Count the lines containing "хорошо" in the entries underneath, and state that count without anything else.
##########
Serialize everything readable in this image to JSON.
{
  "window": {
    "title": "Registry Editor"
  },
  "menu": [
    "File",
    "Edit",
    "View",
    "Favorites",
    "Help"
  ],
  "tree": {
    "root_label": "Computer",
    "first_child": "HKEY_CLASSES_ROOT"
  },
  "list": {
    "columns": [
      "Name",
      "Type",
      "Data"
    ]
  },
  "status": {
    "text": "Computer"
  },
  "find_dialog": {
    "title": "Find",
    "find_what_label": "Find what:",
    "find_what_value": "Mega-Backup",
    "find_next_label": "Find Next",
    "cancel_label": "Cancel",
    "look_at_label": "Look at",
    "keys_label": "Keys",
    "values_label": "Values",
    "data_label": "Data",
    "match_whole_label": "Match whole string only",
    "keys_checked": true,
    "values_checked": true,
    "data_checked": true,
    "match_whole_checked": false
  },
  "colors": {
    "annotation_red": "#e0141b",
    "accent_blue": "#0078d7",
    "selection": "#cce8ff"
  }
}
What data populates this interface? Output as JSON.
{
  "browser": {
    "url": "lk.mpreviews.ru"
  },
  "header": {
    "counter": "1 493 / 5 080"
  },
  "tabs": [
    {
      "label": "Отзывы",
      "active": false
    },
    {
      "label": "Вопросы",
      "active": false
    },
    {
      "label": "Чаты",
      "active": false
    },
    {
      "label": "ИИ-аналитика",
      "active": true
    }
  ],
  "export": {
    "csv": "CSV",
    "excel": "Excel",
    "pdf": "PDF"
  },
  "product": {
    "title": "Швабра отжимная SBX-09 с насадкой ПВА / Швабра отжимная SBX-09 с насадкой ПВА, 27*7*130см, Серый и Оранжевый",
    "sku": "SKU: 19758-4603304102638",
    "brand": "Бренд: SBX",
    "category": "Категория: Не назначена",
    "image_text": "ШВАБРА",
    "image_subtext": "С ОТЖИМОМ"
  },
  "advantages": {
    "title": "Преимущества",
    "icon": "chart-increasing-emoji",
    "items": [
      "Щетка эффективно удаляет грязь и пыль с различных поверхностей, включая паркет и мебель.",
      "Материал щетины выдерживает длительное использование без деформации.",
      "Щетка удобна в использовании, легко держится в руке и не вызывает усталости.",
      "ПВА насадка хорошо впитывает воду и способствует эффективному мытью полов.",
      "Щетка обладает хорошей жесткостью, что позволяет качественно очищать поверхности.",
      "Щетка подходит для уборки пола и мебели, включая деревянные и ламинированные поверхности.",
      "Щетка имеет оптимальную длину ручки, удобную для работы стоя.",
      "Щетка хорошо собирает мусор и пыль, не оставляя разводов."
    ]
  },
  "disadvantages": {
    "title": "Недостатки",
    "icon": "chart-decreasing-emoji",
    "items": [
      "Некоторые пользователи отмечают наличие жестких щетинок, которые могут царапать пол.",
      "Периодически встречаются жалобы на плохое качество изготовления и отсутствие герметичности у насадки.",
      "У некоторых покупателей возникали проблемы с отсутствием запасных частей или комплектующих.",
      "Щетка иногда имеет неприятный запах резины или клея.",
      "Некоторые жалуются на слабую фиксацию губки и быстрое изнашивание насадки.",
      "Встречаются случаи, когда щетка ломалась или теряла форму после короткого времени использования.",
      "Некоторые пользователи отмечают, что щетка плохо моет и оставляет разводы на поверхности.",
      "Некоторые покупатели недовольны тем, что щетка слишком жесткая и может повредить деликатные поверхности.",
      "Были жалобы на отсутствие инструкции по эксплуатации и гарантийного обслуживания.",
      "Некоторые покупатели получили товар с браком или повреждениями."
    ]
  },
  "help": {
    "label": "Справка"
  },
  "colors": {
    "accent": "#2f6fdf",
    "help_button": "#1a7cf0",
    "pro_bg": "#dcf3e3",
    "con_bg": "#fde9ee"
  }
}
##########
▶ [OUTPUT]
2